*** Opening DATA SUPPLIED ***

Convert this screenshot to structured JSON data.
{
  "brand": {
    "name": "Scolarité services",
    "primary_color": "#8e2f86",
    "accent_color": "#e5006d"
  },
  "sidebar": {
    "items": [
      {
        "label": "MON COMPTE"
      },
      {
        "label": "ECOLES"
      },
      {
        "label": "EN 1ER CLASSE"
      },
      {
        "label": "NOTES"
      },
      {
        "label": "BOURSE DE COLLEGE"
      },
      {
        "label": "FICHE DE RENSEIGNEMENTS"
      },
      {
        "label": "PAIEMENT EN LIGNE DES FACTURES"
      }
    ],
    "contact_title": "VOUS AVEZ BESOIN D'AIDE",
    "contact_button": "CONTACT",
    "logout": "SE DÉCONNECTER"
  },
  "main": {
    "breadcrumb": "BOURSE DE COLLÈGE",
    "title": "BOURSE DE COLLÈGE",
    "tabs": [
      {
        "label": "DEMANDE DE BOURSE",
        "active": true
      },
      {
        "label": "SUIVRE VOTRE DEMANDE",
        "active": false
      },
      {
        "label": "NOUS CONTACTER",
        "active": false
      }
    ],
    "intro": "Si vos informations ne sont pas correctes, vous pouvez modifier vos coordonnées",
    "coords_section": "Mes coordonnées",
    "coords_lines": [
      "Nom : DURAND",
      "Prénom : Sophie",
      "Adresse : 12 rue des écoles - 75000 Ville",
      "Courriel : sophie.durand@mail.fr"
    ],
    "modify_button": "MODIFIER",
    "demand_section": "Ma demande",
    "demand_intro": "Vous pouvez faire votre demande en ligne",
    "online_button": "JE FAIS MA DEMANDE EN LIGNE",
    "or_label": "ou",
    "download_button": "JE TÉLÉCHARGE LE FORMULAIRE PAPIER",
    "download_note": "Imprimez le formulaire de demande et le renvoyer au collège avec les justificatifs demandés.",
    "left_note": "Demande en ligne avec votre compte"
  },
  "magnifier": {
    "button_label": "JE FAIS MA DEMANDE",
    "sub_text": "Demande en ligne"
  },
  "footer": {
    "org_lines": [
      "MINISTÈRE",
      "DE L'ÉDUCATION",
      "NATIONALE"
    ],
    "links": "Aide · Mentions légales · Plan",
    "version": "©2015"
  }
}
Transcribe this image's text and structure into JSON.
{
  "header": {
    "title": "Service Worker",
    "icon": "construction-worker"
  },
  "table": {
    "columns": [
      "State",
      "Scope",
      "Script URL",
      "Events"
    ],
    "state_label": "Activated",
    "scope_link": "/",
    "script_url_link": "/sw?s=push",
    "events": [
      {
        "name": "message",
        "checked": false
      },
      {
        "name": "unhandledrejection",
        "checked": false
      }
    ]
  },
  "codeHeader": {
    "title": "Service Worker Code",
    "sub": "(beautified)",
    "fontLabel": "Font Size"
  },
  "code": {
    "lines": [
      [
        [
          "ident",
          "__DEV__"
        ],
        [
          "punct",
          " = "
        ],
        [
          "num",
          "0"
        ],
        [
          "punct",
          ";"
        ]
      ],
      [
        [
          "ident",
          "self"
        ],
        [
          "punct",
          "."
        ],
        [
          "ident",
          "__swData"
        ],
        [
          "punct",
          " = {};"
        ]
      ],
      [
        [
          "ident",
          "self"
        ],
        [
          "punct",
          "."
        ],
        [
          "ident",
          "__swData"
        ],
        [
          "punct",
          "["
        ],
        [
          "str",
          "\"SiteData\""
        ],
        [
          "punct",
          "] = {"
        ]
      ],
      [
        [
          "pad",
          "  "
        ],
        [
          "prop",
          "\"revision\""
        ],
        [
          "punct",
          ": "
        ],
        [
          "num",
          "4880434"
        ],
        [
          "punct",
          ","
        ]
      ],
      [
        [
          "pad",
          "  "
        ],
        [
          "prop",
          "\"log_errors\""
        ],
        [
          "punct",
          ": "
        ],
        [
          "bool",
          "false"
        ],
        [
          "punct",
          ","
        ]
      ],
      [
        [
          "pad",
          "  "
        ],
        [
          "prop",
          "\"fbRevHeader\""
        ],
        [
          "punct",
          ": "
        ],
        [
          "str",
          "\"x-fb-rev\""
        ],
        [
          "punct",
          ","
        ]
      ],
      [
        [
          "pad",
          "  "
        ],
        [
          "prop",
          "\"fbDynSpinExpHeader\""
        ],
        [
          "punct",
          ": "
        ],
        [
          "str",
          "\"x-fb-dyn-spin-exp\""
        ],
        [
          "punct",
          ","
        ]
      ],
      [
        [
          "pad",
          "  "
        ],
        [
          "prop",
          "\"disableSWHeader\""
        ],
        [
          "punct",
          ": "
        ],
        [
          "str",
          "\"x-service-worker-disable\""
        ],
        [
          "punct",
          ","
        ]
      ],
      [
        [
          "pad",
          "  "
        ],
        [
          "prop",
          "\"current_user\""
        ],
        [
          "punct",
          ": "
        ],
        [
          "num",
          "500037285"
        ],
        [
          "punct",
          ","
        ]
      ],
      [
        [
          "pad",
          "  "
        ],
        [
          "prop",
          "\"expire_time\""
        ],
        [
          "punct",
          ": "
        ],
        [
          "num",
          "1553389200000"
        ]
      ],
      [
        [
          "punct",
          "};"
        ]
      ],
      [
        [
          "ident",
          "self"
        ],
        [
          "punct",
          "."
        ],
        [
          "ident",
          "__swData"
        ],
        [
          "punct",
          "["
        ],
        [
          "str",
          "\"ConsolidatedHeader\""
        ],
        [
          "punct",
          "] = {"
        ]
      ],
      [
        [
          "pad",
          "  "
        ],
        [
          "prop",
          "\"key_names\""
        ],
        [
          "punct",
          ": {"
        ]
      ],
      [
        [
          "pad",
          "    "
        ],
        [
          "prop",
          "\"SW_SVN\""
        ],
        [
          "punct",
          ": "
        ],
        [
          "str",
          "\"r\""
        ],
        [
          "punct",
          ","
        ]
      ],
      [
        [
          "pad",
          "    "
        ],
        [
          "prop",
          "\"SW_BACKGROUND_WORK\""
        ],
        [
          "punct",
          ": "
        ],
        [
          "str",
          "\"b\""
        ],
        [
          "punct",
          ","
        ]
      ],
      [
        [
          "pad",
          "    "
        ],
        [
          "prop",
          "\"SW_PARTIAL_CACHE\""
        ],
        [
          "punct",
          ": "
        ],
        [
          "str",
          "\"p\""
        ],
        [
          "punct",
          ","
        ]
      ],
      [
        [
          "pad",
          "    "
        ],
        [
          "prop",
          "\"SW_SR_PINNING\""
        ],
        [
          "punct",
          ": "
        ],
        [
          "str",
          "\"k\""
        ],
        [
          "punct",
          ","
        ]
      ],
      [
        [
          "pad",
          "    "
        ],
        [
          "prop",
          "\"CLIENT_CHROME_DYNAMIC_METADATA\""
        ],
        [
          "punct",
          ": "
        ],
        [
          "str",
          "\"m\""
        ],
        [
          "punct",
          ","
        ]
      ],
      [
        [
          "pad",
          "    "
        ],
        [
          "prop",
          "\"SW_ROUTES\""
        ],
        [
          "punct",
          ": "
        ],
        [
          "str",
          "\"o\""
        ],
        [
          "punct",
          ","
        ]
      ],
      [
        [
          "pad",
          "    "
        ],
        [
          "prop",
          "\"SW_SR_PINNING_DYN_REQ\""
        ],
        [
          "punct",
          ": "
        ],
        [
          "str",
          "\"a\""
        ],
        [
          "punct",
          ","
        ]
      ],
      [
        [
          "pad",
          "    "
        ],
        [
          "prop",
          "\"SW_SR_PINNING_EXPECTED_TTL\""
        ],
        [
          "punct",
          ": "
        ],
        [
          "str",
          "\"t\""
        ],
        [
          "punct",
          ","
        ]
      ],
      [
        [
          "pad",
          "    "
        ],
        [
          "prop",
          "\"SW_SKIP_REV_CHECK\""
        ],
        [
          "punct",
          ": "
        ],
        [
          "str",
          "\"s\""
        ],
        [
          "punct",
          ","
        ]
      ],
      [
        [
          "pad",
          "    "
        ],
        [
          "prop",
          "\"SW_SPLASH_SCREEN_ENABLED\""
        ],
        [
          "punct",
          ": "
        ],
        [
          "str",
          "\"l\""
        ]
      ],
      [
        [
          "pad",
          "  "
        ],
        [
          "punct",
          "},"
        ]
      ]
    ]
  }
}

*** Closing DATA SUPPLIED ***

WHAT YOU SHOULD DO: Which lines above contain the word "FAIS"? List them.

ANSWER TO THE EXERCISE:
    "online_button": "JE FAIS MA DEMANDE EN LIGNE",
    "button_label": "JE FAIS MA DEMANDE",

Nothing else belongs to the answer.